The data
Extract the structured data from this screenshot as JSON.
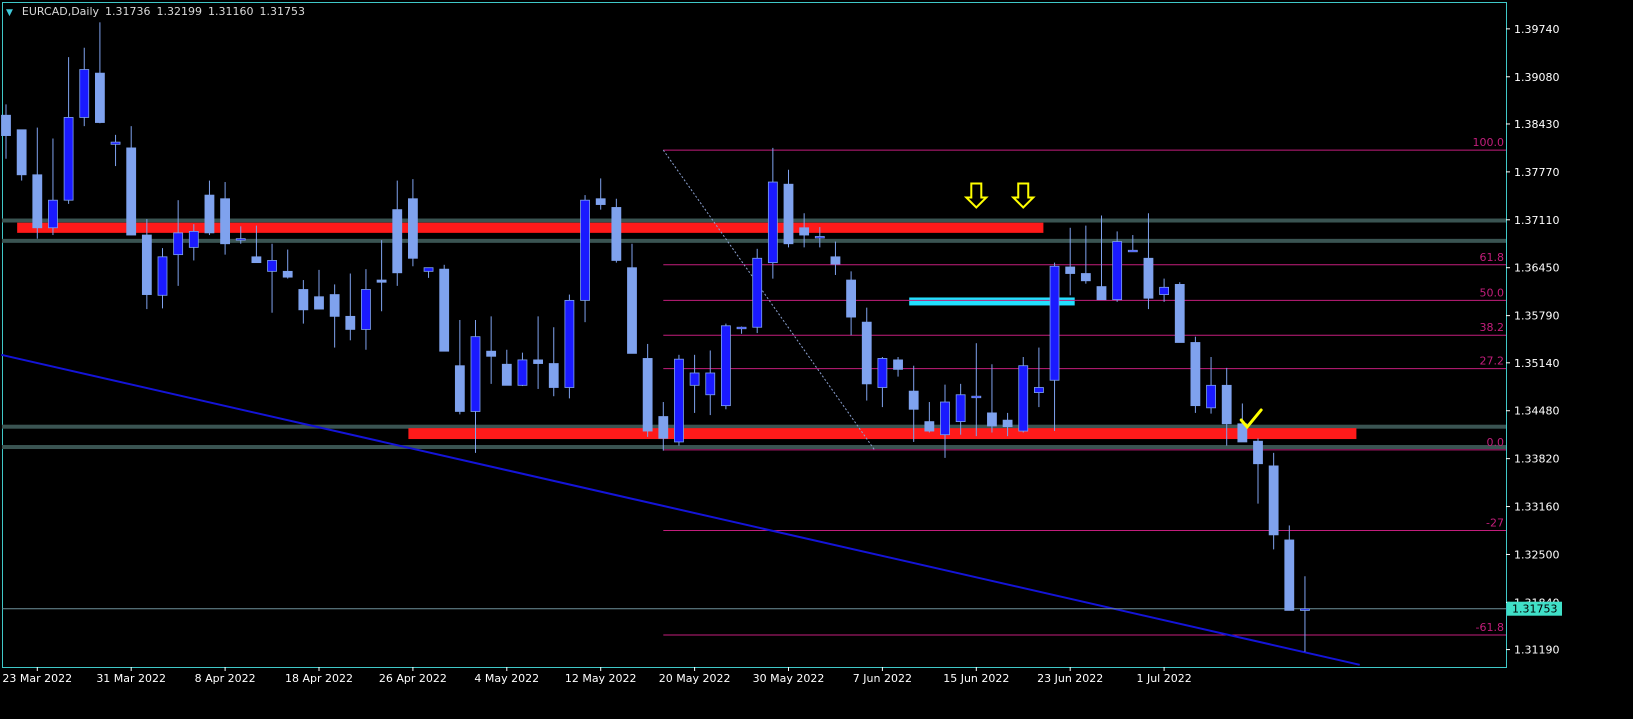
{
  "header": {
    "symbol": "EURCAD,Daily",
    "open": "1.31736",
    "high": "1.32199",
    "low": "1.31160",
    "close": "1.31753",
    "arrow_icon": "dropdown-triangle-icon"
  },
  "colors": {
    "background": "#000000",
    "frame": "#3fc8c8",
    "axis_text": "#ffffff",
    "bull_body": "#1a1aff",
    "bear_body": "#7fa2ee",
    "wick": "#7fa2ee",
    "zone_red": "#ff1a1a",
    "zone_cyan": "#22e0ff",
    "zone_border": "#3a5452",
    "fib": "#c31e7c",
    "trendline": "#1414d8",
    "current_price_bg": "#40e0c8",
    "arrow": "#ffff00",
    "check": "#ffff00"
  },
  "chart_data": {
    "type": "candlestick",
    "title": "EURCAD,Daily",
    "ylim": [
      1.3095,
      1.4011
    ],
    "y_ticks": [
      "1.39740",
      "1.39080",
      "1.38430",
      "1.37770",
      "1.37110",
      "1.36450",
      "1.35790",
      "1.35140",
      "1.34480",
      "1.33820",
      "1.33160",
      "1.32500",
      "1.31840",
      "1.31190"
    ],
    "x_ticks": [
      {
        "label": "23 Mar 2022",
        "bar": 2
      },
      {
        "label": "31 Mar 2022",
        "bar": 8
      },
      {
        "label": "8 Apr 2022",
        "bar": 14
      },
      {
        "label": "18 Apr 2022",
        "bar": 20
      },
      {
        "label": "26 Apr 2022",
        "bar": 26
      },
      {
        "label": "4 May 2022",
        "bar": 32
      },
      {
        "label": "12 May 2022",
        "bar": 38
      },
      {
        "label": "20 May 2022",
        "bar": 44
      },
      {
        "label": "30 May 2022",
        "bar": 50
      },
      {
        "label": "7 Jun 2022",
        "bar": 56
      },
      {
        "label": "15 Jun 2022",
        "bar": 62
      },
      {
        "label": "23 Jun 2022",
        "bar": 68
      },
      {
        "label": "1 Jul 2022",
        "bar": 74
      }
    ],
    "candles": [
      [
        1.3855,
        1.387,
        1.3795,
        1.3827
      ],
      [
        1.3835,
        1.3835,
        1.3765,
        1.3773
      ],
      [
        1.3773,
        1.3838,
        1.3685,
        1.37
      ],
      [
        1.37,
        1.3823,
        1.369,
        1.3738
      ],
      [
        1.3738,
        1.3935,
        1.3733,
        1.3852
      ],
      [
        1.3852,
        1.3948,
        1.384,
        1.3918
      ],
      [
        1.3913,
        1.3983,
        1.3844,
        1.3845
      ],
      [
        1.3815,
        1.3828,
        1.3785,
        1.3818
      ],
      [
        1.381,
        1.384,
        1.369,
        1.369
      ],
      [
        1.369,
        1.3712,
        1.3588,
        1.3608
      ],
      [
        1.3607,
        1.3672,
        1.3589,
        1.366
      ],
      [
        1.3663,
        1.3738,
        1.362,
        1.3693
      ],
      [
        1.3673,
        1.3705,
        1.3655,
        1.3695
      ],
      [
        1.3745,
        1.3765,
        1.369,
        1.3693
      ],
      [
        1.374,
        1.3763,
        1.3663,
        1.3678
      ],
      [
        1.3683,
        1.3702,
        1.3678,
        1.3685
      ],
      [
        1.366,
        1.3703,
        1.3655,
        1.3652
      ],
      [
        1.364,
        1.3678,
        1.3583,
        1.3655
      ],
      [
        1.364,
        1.367,
        1.363,
        1.3632
      ],
      [
        1.3615,
        1.3628,
        1.3568,
        1.3587
      ],
      [
        1.3605,
        1.3642,
        1.3588,
        1.3588
      ],
      [
        1.3608,
        1.3622,
        1.3535,
        1.3578
      ],
      [
        1.3578,
        1.3637,
        1.3545,
        1.356
      ],
      [
        1.356,
        1.3643,
        1.3532,
        1.3615
      ],
      [
        1.3628,
        1.3683,
        1.3585,
        1.3625
      ],
      [
        1.3725,
        1.3765,
        1.362,
        1.3638
      ],
      [
        1.374,
        1.3767,
        1.3647,
        1.3658
      ],
      [
        1.364,
        1.3645,
        1.3631,
        1.3645
      ],
      [
        1.3643,
        1.3649,
        1.353,
        1.353
      ],
      [
        1.351,
        1.3573,
        1.3443,
        1.3447
      ],
      [
        1.3447,
        1.3573,
        1.339,
        1.355
      ],
      [
        1.353,
        1.3578,
        1.3485,
        1.3523
      ],
      [
        1.3512,
        1.3532,
        1.3483,
        1.3483
      ],
      [
        1.3483,
        1.3528,
        1.3482,
        1.3518
      ],
      [
        1.3518,
        1.3578,
        1.3478,
        1.3513
      ],
      [
        1.3513,
        1.3563,
        1.3468,
        1.348
      ],
      [
        1.348,
        1.3608,
        1.3465,
        1.36
      ],
      [
        1.36,
        1.3745,
        1.357,
        1.3738
      ],
      [
        1.374,
        1.3768,
        1.3725,
        1.3732
      ],
      [
        1.3728,
        1.374,
        1.3652,
        1.3655
      ],
      [
        1.3645,
        1.3678,
        1.3527,
        1.3527
      ],
      [
        1.352,
        1.354,
        1.3412,
        1.342
      ],
      [
        1.344,
        1.346,
        1.3393,
        1.341
      ],
      [
        1.3405,
        1.3525,
        1.34,
        1.3519
      ],
      [
        1.3483,
        1.3525,
        1.3445,
        1.35
      ],
      [
        1.347,
        1.3531,
        1.3442,
        1.35
      ],
      [
        1.3455,
        1.3568,
        1.345,
        1.3565
      ],
      [
        1.3563,
        1.3564,
        1.3554,
        1.3563
      ],
      [
        1.3563,
        1.3671,
        1.3555,
        1.3658
      ],
      [
        1.3652,
        1.381,
        1.363,
        1.3763
      ],
      [
        1.376,
        1.378,
        1.3673,
        1.3678
      ],
      [
        1.37,
        1.372,
        1.3673,
        1.369
      ],
      [
        1.3688,
        1.3701,
        1.3673,
        1.3688
      ],
      [
        1.366,
        1.3681,
        1.3635,
        1.365
      ],
      [
        1.3628,
        1.364,
        1.3552,
        1.3577
      ],
      [
        1.357,
        1.359,
        1.3462,
        1.3485
      ],
      [
        1.348,
        1.3522,
        1.3453,
        1.352
      ],
      [
        1.3518,
        1.3522,
        1.3495,
        1.3505
      ],
      [
        1.3475,
        1.351,
        1.3405,
        1.345
      ],
      [
        1.3433,
        1.346,
        1.3418,
        1.342
      ],
      [
        1.3415,
        1.3484,
        1.3383,
        1.346
      ],
      [
        1.3433,
        1.3485,
        1.3415,
        1.347
      ],
      [
        1.3468,
        1.3541,
        1.3413,
        1.3468
      ],
      [
        1.3445,
        1.3512,
        1.3418,
        1.3427
      ],
      [
        1.3435,
        1.3445,
        1.3413,
        1.3426
      ],
      [
        1.342,
        1.3522,
        1.3418,
        1.351
      ],
      [
        1.3473,
        1.3535,
        1.3453,
        1.348
      ],
      [
        1.349,
        1.3652,
        1.342,
        1.3647
      ],
      [
        1.3646,
        1.37,
        1.3607,
        1.3637
      ],
      [
        1.3637,
        1.3703,
        1.3623,
        1.3627
      ],
      [
        1.3619,
        1.3717,
        1.3608,
        1.3601
      ],
      [
        1.3601,
        1.3695,
        1.3598,
        1.3681
      ],
      [
        1.3669,
        1.369,
        1.3668,
        1.3669
      ],
      [
        1.3658,
        1.372,
        1.3588,
        1.3603
      ],
      [
        1.3608,
        1.363,
        1.3598,
        1.3618
      ],
      [
        1.3622,
        1.3625,
        1.357,
        1.3542
      ],
      [
        1.3542,
        1.355,
        1.3445,
        1.3455
      ],
      [
        1.3452,
        1.3522,
        1.3444,
        1.3483
      ],
      [
        1.3483,
        1.3507,
        1.34,
        1.343
      ],
      [
        1.343,
        1.3458,
        1.341,
        1.3405
      ],
      [
        1.3406,
        1.341,
        1.332,
        1.3375
      ],
      [
        1.3372,
        1.339,
        1.3257,
        1.3277
      ],
      [
        1.327,
        1.329,
        1.3175,
        1.3173
      ],
      [
        1.3174,
        1.322,
        1.3116,
        1.3175
      ]
    ],
    "zones": [
      {
        "type": "resistance",
        "from_bar": 1,
        "to_bar": 66,
        "y_top": 1.3707,
        "y_bottom": 1.3693,
        "color": "red"
      },
      {
        "type": "support",
        "from_bar": 26,
        "to_bar": 86,
        "y_top": 1.3424,
        "y_bottom": 1.3409,
        "color": "red"
      },
      {
        "type": "range",
        "from_bar": 58,
        "to_bar": 68,
        "y_top": 1.3604,
        "y_bottom": 1.3593,
        "color": "cyan"
      }
    ],
    "grey_levels": [
      1.371,
      1.3682,
      1.3426,
      1.3398
    ],
    "fibonacci": {
      "from_bar": 42,
      "levels": [
        {
          "label": "100.0",
          "price": 1.3807
        },
        {
          "label": "61.8",
          "price": 1.3649
        },
        {
          "label": "50.0",
          "price": 1.36
        },
        {
          "label": "38.2",
          "price": 1.3552
        },
        {
          "label": "27.2",
          "price": 1.3506
        },
        {
          "label": "0.0",
          "price": 1.3394
        },
        {
          "label": "-27",
          "price": 1.3283
        },
        {
          "label": "-61.8",
          "price": 1.3139
        }
      ]
    },
    "trendline": {
      "bar1": -0.3,
      "price1": 1.3525,
      "bar2": 86.5,
      "price2": 1.3098
    },
    "current_price": "1.31753",
    "current_price_value": 1.31753,
    "annotations": [
      {
        "type": "down-arrow",
        "bar": 62,
        "price": 1.3728
      },
      {
        "type": "down-arrow",
        "bar": 65,
        "price": 1.3728
      },
      {
        "type": "checkmark",
        "bar": 79.5,
        "price": 1.3427
      }
    ]
  }
}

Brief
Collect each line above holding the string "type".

Exercise output
    "type": "candlestick",
        "type": "resistance",
        "type": "support",
        "type": "range",
        "type": "down-arrow",
        "type": "down-arrow",
        "type": "checkmark",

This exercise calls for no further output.